■ **Problem**
Each line that holds the word "kind" counts once; give the total for the records below and nothing else.

Records contained in a dataset
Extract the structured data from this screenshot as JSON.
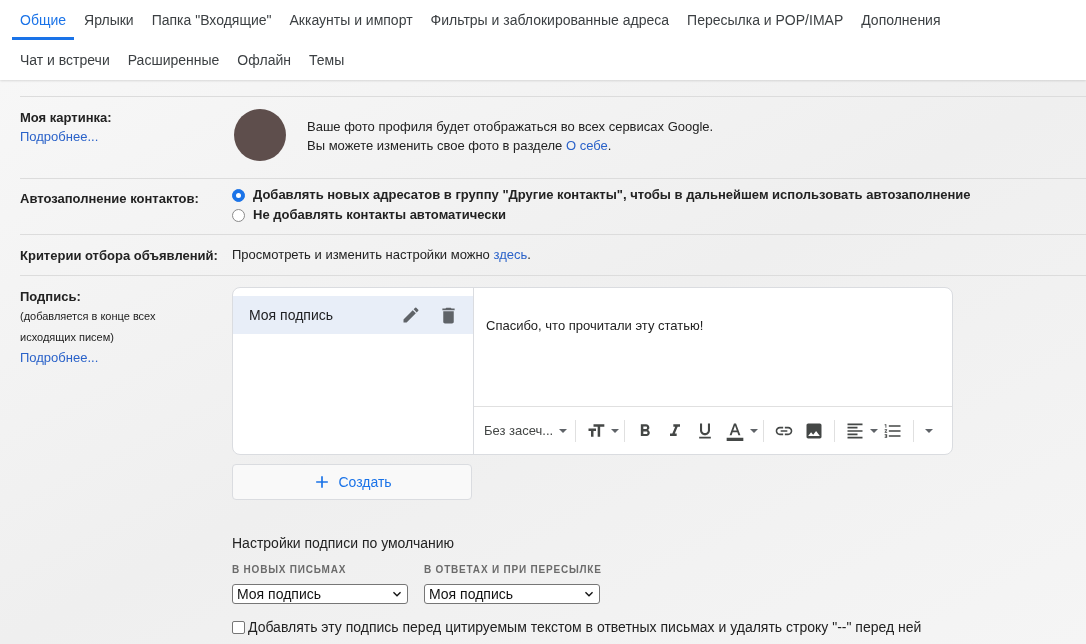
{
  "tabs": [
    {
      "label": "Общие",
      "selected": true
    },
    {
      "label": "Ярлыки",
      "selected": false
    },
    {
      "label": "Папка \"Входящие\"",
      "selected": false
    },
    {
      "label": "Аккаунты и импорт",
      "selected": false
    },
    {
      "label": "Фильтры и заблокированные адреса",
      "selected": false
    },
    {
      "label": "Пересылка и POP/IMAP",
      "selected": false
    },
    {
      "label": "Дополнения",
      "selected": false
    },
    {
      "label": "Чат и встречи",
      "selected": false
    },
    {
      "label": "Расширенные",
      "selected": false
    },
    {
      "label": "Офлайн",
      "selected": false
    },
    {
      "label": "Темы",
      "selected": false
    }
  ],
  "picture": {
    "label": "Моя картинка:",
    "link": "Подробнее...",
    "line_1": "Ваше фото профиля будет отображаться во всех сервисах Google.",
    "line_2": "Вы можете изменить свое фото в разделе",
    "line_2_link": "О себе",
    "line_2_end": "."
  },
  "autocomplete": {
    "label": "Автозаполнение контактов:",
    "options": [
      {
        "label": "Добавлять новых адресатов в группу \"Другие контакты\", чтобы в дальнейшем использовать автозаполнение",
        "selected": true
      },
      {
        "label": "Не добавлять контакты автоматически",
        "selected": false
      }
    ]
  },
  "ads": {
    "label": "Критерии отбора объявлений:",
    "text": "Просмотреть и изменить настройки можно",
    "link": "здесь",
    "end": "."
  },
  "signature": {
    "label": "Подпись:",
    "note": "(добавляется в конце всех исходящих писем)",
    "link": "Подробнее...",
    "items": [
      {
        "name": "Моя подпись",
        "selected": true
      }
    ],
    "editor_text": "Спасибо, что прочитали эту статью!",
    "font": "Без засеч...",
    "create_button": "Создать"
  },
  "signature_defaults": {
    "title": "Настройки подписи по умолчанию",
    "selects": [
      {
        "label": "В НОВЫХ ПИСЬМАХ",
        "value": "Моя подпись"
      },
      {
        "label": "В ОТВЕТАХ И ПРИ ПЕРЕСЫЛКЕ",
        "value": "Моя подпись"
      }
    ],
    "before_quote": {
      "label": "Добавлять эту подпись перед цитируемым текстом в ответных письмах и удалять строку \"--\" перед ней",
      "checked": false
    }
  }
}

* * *

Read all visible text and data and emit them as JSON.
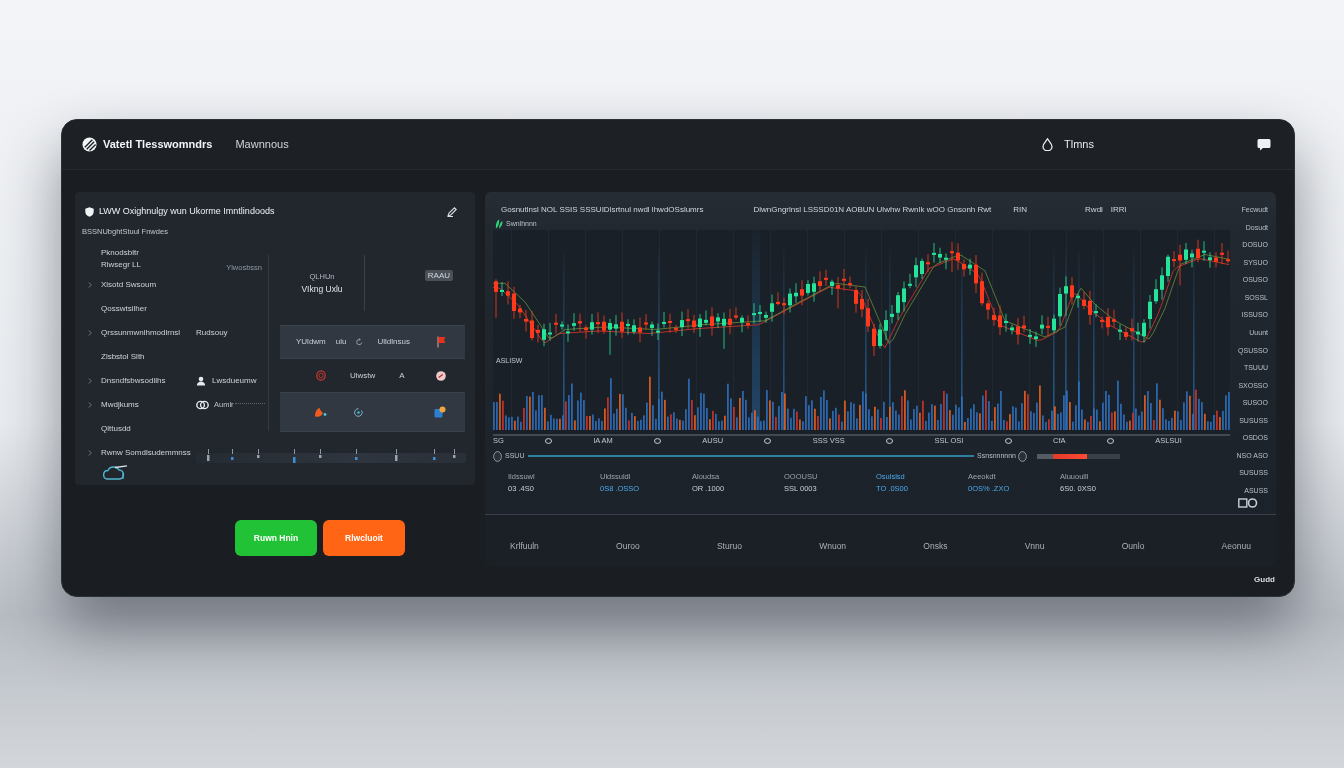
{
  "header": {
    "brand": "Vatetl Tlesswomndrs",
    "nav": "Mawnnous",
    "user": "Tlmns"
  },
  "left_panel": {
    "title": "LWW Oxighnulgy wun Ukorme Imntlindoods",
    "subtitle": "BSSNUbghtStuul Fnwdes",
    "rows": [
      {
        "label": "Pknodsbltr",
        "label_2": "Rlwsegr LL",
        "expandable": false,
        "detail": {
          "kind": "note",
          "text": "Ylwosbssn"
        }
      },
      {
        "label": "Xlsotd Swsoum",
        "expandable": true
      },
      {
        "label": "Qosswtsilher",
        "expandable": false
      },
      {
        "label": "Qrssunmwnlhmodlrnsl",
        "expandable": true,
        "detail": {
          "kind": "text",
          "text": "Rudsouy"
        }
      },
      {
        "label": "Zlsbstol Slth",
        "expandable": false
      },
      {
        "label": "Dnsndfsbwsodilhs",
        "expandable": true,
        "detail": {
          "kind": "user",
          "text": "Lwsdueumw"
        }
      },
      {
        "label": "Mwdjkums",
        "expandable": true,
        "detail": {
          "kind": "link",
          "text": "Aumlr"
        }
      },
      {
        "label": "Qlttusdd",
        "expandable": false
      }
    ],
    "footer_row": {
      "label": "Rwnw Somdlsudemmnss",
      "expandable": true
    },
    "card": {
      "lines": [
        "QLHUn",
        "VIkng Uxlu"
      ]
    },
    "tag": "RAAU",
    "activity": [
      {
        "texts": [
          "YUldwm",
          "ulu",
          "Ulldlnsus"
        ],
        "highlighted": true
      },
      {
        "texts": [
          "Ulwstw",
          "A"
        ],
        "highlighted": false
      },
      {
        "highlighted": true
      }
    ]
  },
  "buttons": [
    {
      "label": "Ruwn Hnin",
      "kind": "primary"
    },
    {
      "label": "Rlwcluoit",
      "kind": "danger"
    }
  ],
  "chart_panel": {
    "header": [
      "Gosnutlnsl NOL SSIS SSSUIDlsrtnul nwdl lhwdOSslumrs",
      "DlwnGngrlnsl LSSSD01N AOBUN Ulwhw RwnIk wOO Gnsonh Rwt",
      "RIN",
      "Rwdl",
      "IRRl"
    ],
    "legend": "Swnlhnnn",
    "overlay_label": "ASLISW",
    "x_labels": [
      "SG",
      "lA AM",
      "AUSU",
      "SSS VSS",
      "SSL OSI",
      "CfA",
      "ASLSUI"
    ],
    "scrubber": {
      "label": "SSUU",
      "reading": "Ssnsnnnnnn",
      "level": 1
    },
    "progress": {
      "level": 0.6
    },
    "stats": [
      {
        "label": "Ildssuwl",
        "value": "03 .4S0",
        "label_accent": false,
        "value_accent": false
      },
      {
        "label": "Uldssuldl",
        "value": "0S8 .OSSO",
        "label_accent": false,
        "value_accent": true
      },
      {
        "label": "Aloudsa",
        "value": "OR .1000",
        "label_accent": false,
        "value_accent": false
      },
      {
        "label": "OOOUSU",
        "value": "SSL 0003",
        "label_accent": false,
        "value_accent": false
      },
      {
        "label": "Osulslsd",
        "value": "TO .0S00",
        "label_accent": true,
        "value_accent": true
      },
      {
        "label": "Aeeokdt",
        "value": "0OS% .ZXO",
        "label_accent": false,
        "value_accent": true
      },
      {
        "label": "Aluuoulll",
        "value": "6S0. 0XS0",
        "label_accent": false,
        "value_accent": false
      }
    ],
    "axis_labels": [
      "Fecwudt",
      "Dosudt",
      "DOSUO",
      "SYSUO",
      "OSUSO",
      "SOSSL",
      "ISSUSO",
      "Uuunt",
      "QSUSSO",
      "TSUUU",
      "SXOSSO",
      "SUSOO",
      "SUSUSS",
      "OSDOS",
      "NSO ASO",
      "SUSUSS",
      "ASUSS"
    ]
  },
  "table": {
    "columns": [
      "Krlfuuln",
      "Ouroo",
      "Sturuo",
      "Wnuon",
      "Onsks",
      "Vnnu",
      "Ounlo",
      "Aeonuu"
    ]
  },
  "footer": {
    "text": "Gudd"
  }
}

■ **Exercise response**
6